More about the singing bowls
I bought the bowls from my teacher. It was a set that he selected specially for me. Each bowl is tuned to a particular note (of the seven in both western and Indian classical music). These are said to align with the seven chakras. Each bowl must also be in a state of balance with each other. So, it is a very difficult thing to get a seven-set bowl with such tuning. They are different from the bowls you find in online stores or ethnic craft shops. The sound quality is also different. For meditation the bowls must have many overtones. Usually an expert ear, used to bowls, can actually locate the note/chakra by hearing these overtones. These overtones are what add to the meditative aspect of the bowls inging -- Tibetan Rinpoches say the bowls sing the sound of the cosmic void. Its connection is hugely spiritual for serious meditators. But others, not spiritually inclined, it is a sound massage with immense potential to heal. The tradition of the bowls predate Buddhist history, though it is currently strongly associated with all cultures that are Buddhist. Its history takes it along the Himalayan belt though it is currently largely referred to as the Tibetan bowls. But most bowls are made in the north-east, Himalayan, West Bengal villages. It is also common in Indonesia, Malayasia, Japan, China, etc, though with different traditions and styles in bowl-making and use, striking, sequences of striking thebowl,etc. Materials used are also different. Bell metal is also being used, though traditional and antique bowls are believed to be made of seven metals representing the seven planets. These metals include gold, silver, tin, mercury etc. Some ancient bowls are said to contain material from meteorites also. There is a lot of lore, but not sufficient compliation of the bowls and their history.
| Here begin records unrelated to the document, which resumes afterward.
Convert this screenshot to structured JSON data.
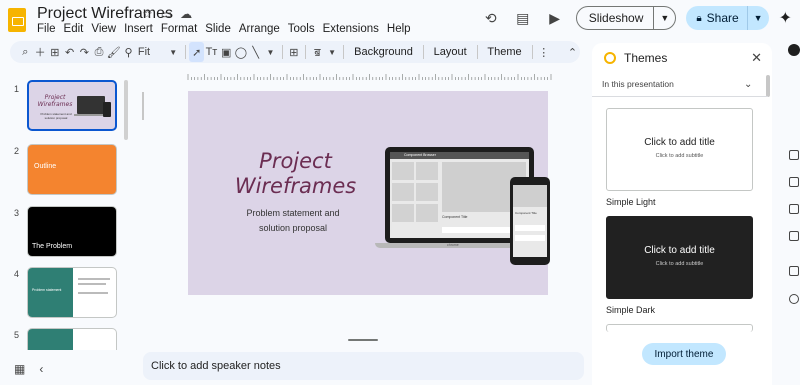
{
  "document": {
    "title": "Project Wireframes"
  },
  "menu": [
    "File",
    "Edit",
    "View",
    "Insert",
    "Format",
    "Slide",
    "Arrange",
    "Tools",
    "Extensions",
    "Help"
  ],
  "header": {
    "slideshow_label": "Slideshow",
    "share_label": "Share"
  },
  "toolbar": {
    "zoom_value": "Fit",
    "background_label": "Background",
    "layout_label": "Layout",
    "theme_label": "Theme"
  },
  "filmstrip": {
    "slides": [
      {
        "number": "1",
        "title": "Project Wireframes",
        "subtitle": "Problem statement and solution proposal"
      },
      {
        "number": "2",
        "title": "Outline"
      },
      {
        "number": "3",
        "title": "The Problem"
      },
      {
        "number": "4",
        "title": "Problem statement"
      },
      {
        "number": "5",
        "title": ""
      }
    ]
  },
  "slide": {
    "title_line1": "Project",
    "title_line2": "Wireframes",
    "subtitle_line1": "Problem statement and",
    "subtitle_line2": "solution proposal",
    "mockup": {
      "app_header": "Component Browser",
      "component_title": "Component Title",
      "laptop_brand": "chrome"
    }
  },
  "notes": {
    "placeholder": "Click to add speaker notes"
  },
  "themes_panel": {
    "title": "Themes",
    "section": "In this presentation",
    "themes": [
      {
        "name": "Simple Light",
        "preview_title": "Click to add title",
        "preview_subtitle": "Click to add subtitle"
      },
      {
        "name": "Simple Dark",
        "preview_title": "Click to add title",
        "preview_subtitle": "Click to add subtitle"
      }
    ],
    "import_label": "Import theme"
  },
  "colors": {
    "accent": "#0b57d0",
    "share_bg": "#c2e7ff",
    "slide_bg": "#dcd4e7",
    "slide_title": "#6b2d52",
    "orange_slide": "#f4842f"
  }
}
There has been a tremendous revival of interest, particularly in the west, especially Europe where another aspect of the bowls, gongs, are also used in healing.
How much does a singing bowl session cost?
I am charging Rs 750 per session for a 30 minute duration.
About the session
For someone who is restless and impatient shutting out the world to meditate can be the toughest challenge you pose. However, keeping reservations at bay, I decided to venture ahead, and experience this unique healing session. Lying on my back like a corpse with seven bowls placed around me was both awkward and interesting. Shameem explained that she needed me to surrender to the sounds of the bowl, shutting out the outside world. Easier said than done. However, bracing up to the challenge I lied on my back and let Shameem took over. She used a gong and a mallet to produce these soothing sounds from the seven bowls placed around me, and I began feeling more relaxed and calm. The session also pique my curiosity so I got Shameem to share some details about it, and this is what she had to say.
Did you know?
Each bowl corresponds with a particular musical note. Note B corresponds to the Crown chakra, E to eyebrow center, A to the throat, D to the heart chakra, G to the navel center/chakra, C to the sacral center and F to the base or root chakra.